[Element data from apps and pages]
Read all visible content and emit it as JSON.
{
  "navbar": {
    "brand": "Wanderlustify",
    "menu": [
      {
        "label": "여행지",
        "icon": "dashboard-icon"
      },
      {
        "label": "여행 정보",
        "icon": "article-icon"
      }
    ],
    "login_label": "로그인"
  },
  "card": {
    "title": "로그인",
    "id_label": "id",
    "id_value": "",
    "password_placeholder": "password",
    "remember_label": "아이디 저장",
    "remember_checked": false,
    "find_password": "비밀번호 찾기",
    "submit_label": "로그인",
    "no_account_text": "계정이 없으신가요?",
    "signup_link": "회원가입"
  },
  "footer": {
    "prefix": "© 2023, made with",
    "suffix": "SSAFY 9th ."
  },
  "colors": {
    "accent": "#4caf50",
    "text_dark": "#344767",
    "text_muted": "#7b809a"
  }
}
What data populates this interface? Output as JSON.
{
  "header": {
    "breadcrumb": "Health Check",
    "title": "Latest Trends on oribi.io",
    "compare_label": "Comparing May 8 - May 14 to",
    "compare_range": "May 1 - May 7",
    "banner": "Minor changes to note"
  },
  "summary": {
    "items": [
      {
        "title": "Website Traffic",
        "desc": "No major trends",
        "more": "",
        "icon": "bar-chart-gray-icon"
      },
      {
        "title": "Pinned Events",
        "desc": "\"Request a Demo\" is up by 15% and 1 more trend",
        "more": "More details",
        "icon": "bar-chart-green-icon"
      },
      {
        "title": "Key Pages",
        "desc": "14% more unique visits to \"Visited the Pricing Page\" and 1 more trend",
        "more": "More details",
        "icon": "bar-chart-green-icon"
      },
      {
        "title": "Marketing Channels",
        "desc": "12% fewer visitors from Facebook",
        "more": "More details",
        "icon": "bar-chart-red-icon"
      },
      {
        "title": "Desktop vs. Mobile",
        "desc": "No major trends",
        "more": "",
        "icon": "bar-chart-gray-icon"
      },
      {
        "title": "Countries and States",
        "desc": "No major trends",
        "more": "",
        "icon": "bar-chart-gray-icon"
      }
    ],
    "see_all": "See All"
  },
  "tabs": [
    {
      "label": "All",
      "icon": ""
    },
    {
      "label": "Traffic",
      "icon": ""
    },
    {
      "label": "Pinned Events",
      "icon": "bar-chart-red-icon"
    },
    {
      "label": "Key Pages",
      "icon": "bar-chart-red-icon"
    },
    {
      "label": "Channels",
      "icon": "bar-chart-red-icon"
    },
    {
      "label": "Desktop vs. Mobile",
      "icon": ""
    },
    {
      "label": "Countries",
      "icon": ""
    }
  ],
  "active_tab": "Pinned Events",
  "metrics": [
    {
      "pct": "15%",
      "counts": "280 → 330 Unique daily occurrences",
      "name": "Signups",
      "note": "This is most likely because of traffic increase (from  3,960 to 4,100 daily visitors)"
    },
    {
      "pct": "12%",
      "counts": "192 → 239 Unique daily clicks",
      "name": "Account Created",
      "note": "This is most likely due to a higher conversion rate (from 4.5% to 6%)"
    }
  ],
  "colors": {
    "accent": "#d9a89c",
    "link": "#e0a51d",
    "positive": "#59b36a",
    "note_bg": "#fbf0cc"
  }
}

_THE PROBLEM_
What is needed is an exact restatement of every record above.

_REPLY TO THE TASK_
Read all visible content and emit it as JSON.
{
  "navbar": {
    "brand": "Wanderlustify",
    "menu": [
      {
        "label": "여행지",
        "icon": "dashboard-icon"
      },
      {
        "label": "여행 정보",
        "icon": "article-icon"
      }
    ],
    "login_label": "로그인"
  },
  "card": {
    "title": "로그인",
    "id_label": "id",
    "id_value": "",
    "password_placeholder": "password",
    "remember_label": "아이디 저장",
    "remember_checked": false,
    "find_password": "비밀번호 찾기",
    "submit_label": "로그인",
    "no_account_text": "계정이 없으신가요?",
    "signup_link": "회원가입"
  },
  "footer": {
    "prefix": "© 2023, made with",
    "suffix": "SSAFY 9th ."
  },
  "colors": {
    "accent": "#4caf50",
    "text_dark": "#344767",
    "text_muted": "#7b809a"
  }
}
What data populates this interface? Output as JSON.
{
  "header": {
    "breadcrumb": "Health Check",
    "title": "Latest Trends on oribi.io",
    "compare_label": "Comparing May 8 - May 14 to",
    "compare_range": "May 1 - May 7",
    "banner": "Minor changes to note"
  },
  "summary": {
    "items": [
      {
        "title": "Website Traffic",
        "desc": "No major trends",
        "more": "",
        "icon": "bar-chart-gray-icon"
      },
      {
        "title": "Pinned Events",
        "desc": "\"Request a Demo\" is up by 15% and 1 more trend",
        "more": "More details",
        "icon": "bar-chart-green-icon"
      },
      {
        "title": "Key Pages",
        "desc": "14% more unique visits to \"Visited the Pricing Page\" and 1 more trend",
        "more": "More details",
        "icon": "bar-chart-green-icon"
      },
      {
        "title": "Marketing Channels",
        "desc": "12% fewer visitors from Facebook",
        "more": "More details",
        "icon": "bar-chart-red-icon"
      },
      {
        "title": "Desktop vs. Mobile",
        "desc": "No major trends",
        "more": "",
        "icon": "bar-chart-gray-icon"
      },
      {
        "title": "Countries and States",
        "desc": "No major trends",
        "more": "",
        "icon": "bar-chart-gray-icon"
      }
    ],
    "see_all": "See All"
  },
  "tabs": [
    {
      "label": "All",
      "icon": ""
    },
    {
      "label": "Traffic",
      "icon": ""
    },
    {
      "label": "Pinned Events",
      "icon": "bar-chart-red-icon"
    },
    {
      "label": "Key Pages",
      "icon": "bar-chart-red-icon"
    },
    {
      "label": "Channels",
      "icon": "bar-chart-red-icon"
    },
    {
      "label": "Desktop vs. Mobile",
      "icon": ""
    },
    {
      "label": "Countries",
      "icon": ""
    }
  ],
  "active_tab": "Pinned Events",
  "metrics": [
    {
      "pct": "15%",
      "counts": "280 → 330 Unique daily occurrences",
      "name": "Signups",
      "note": "This is most likely because of traffic increase (from  3,960 to 4,100 daily visitors)"
    },
    {
      "pct": "12%",
      "counts": "192 → 239 Unique daily clicks",
      "name": "Account Created",
      "note": "This is most likely due to a higher conversion rate (from 4.5% to 6%)"
    }
  ],
  "colors": {
    "accent": "#d9a89c",
    "link": "#e0a51d",
    "positive": "#59b36a",
    "note_bg": "#fbf0cc"
  }
}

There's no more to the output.